Jun 6, 2018
Originally published on June 6, 2018 3:30 pm

Bon Iver may take its time between albums, but bandleader Justin Vernon remains a geyser of ideas in his off hours. On Wednesday, he and a pair of fellow idea-geysers — The National's Aaron and Bryce Dessner — launched a new platform for listening, called PEOPLE, and populated it with a trove of music. That trove includes songs by the duo of Aaron Dessner and Vernon, recording under the name Big Red Machine.

Your curiosity about Big Red Machine can be sated by popping over and streaming four of its songs, which blend Vernon's characteristically oblique and poetic words with a busy collage of sounds. Then, you can dig through an archive of new and/or previously unreleased music by Vernon (check out his page for a rabbit hole of rare music), the Dessners (in a project called Red Bird Hollow), Marijuana Deathsquads, Poliça, This Is The Kit and many more. (For a slightly deeper cut, try this angelic recording from Invisible Boy.)

To put it mildly, this is not a slickly rendered website: It's basically a list of crude hyperlinks with a streaming radio station and links to stream individual songs on demand. The site's mission statement makes clear that it's intended primarily as a home "for all the raw, the unpackaged, the experiments and the evolved ideas."

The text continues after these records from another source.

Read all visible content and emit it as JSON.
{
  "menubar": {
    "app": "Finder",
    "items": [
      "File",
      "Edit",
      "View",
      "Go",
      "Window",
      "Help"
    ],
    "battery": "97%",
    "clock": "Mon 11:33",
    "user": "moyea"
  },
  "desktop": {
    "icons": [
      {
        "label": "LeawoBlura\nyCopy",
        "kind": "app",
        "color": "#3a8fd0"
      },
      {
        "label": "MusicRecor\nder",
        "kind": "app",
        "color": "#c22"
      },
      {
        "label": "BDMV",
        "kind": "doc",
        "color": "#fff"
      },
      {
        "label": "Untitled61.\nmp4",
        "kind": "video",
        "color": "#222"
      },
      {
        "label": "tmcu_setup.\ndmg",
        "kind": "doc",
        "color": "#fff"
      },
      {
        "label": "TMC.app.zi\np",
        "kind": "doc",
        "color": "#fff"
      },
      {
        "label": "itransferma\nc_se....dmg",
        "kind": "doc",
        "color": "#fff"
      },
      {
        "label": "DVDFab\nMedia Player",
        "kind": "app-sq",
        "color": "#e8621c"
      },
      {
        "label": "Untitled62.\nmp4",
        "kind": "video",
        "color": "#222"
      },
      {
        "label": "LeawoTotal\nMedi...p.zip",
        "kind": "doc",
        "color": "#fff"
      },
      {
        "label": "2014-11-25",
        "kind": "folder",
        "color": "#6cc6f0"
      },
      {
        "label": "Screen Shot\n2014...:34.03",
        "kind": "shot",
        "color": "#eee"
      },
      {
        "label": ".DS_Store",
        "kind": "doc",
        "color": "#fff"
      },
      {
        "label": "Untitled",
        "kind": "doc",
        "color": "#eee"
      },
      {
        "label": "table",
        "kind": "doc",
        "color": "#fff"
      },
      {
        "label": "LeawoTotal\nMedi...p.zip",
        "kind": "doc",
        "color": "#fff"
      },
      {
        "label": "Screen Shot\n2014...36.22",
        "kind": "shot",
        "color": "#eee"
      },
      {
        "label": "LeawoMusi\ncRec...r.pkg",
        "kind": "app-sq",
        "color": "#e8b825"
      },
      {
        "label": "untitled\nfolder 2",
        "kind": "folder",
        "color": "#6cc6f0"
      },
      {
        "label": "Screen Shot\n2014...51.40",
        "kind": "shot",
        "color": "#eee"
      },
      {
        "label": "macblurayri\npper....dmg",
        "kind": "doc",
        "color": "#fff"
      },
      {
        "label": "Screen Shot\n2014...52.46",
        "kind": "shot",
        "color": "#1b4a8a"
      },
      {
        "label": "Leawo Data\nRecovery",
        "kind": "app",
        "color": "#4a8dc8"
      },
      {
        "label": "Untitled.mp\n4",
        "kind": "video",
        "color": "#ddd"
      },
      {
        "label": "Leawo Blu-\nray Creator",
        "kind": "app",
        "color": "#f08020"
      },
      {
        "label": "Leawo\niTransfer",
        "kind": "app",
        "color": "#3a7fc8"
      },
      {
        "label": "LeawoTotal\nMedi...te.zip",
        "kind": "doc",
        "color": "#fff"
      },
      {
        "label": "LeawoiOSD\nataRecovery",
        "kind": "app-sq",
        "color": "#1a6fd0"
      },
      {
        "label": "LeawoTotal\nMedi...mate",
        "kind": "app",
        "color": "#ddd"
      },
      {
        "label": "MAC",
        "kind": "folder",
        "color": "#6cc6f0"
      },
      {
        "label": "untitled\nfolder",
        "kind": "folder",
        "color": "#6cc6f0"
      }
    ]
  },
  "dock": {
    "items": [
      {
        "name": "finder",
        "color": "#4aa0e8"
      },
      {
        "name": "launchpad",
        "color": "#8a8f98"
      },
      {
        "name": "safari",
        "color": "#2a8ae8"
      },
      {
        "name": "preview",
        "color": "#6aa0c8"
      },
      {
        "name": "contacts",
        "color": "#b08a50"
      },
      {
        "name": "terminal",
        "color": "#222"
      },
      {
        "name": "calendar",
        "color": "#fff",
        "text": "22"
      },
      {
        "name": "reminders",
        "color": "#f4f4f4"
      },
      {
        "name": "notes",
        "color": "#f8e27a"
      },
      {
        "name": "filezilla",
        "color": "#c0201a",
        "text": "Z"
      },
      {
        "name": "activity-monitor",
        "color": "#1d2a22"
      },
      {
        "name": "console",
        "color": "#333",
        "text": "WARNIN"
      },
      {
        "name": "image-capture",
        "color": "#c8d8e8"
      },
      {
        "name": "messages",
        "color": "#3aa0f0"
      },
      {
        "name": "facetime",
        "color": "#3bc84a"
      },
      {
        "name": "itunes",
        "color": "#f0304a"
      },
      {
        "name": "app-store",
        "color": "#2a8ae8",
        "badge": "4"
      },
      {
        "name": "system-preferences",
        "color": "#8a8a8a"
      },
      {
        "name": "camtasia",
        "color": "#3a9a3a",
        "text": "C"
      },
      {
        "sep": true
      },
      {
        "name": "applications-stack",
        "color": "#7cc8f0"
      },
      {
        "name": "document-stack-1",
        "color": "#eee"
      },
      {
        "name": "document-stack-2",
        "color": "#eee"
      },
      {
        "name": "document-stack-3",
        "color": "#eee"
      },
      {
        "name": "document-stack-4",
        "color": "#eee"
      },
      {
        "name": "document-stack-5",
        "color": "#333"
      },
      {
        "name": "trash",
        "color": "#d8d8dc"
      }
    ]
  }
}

Elsewhere, the site's organizers explain the ideas behind PEOPLE, which will also spawn an ambitious concert event at Funkhaus in Berlin on August 18-19.

"We are a steadily growing group of artists, freely creating and sharing our work with each other and everyone," the organizers write. "We call it PEOPLE. It was born of a wish to establish an independent and nurturing space in which to make work (generally around music) that is collaborative, spontaneous and expressive in nature and where all unnecessary distractions or obstacles that get in the way are removed. PEOPLE is for the benefit and development of the artists involved and just as importantly, for those who would like to access and enjoy the output. It is as much about the process of making work and showing all that openly, as the final outcome."

Copyright 2018 NPR. To see more, visit http://www.npr.org/.